Tricking the brain into thinking its body can't be seen is easier than you might think. That can be helpful in stressful situations, but does it make virtual reality more dangerous?
Crave's Eric Mack travels to the middle of the far northern ocean to track down the lost magic arts, and discovers he never wants to wear "necropants."
A device called the Rochester Cloak uses an array of lenses to bend light, effectively rendering what is on the other side invisible to the eye. And you can try it for yourself.
Technically Incorrect: In Texas, they do not take kindly, it seems, to fantasy threats from 9-year-olds.

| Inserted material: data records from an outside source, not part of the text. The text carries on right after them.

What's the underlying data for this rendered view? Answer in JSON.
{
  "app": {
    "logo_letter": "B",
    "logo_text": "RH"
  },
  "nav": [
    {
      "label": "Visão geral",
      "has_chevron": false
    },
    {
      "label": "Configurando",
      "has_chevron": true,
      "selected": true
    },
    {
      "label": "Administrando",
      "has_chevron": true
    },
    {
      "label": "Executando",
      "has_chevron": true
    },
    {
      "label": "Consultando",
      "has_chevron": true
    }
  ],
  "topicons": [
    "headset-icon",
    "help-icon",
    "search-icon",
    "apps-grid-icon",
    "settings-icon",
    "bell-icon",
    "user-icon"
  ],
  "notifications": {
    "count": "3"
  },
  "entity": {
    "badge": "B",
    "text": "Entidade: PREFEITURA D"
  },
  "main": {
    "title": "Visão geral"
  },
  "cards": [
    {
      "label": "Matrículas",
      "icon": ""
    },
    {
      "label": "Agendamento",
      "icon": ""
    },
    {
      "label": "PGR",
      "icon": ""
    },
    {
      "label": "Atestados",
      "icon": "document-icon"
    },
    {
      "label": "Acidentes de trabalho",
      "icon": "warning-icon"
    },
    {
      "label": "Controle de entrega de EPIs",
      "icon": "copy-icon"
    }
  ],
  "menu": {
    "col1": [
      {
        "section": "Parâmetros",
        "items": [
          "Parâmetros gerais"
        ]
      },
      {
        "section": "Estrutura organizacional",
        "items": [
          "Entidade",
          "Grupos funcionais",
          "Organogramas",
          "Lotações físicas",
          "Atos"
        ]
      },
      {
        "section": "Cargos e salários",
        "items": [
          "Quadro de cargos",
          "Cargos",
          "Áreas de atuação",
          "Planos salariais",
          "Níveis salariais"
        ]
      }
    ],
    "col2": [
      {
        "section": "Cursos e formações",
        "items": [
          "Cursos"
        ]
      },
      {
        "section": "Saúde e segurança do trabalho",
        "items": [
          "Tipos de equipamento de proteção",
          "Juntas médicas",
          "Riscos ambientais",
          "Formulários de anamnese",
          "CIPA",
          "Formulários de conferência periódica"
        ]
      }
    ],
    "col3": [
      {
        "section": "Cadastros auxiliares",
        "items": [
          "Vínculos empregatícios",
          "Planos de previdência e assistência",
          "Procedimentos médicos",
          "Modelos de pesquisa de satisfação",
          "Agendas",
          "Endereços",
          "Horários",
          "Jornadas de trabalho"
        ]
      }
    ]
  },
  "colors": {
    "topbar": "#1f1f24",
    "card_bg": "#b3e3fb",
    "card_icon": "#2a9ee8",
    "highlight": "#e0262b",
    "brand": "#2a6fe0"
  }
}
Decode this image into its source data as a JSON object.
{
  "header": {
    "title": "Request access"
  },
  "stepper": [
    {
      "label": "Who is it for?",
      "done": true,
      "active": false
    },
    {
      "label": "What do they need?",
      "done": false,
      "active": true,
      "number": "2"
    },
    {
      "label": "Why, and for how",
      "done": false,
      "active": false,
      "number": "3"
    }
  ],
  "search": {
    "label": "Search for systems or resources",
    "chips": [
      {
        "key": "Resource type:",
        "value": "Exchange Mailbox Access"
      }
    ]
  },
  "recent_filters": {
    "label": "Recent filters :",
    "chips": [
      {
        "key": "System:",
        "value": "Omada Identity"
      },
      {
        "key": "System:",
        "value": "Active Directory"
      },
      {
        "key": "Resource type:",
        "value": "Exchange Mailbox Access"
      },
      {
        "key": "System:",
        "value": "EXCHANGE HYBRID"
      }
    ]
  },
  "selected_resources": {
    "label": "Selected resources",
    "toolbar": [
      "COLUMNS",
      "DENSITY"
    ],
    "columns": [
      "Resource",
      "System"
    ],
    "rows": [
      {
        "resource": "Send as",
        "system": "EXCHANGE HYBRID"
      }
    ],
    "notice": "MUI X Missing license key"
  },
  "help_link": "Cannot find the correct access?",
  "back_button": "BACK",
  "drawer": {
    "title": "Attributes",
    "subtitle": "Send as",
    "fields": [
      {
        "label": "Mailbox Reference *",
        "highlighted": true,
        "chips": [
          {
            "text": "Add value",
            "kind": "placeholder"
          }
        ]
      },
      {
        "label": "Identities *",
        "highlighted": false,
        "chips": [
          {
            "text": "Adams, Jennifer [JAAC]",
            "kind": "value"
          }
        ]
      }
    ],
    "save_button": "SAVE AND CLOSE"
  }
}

In this case, Aiden Steward allegedly threatened another child that he could make them disappear with his One Ring.
By messing with the brain's sense of location, a team of researchers in Sweden figure out how make people believe they're wearing each other's bodies.
For the first time, a distant, pulsing neutron star was there for astronomers to study -- until it disappeared. Crave's Eric Mack explains the extreme forces hiding it from view.
Sure, there's wearable tech all over the place in Las Vegas. But it's getting harder to realize it's there.
No bigger than an eraser, the Nanoplug is affordable and, its makers claim, half the size of conventional hearing aids.
We're loving this "invisibility cloaking" from Rochester University; apparently, you can recreate this effect with off-the-shelf lenses, but the university hopes to apply the technology to things like getting surgeons' hands out of the way during procedures. It's not quite Harry Potter, but it's still pretty cool.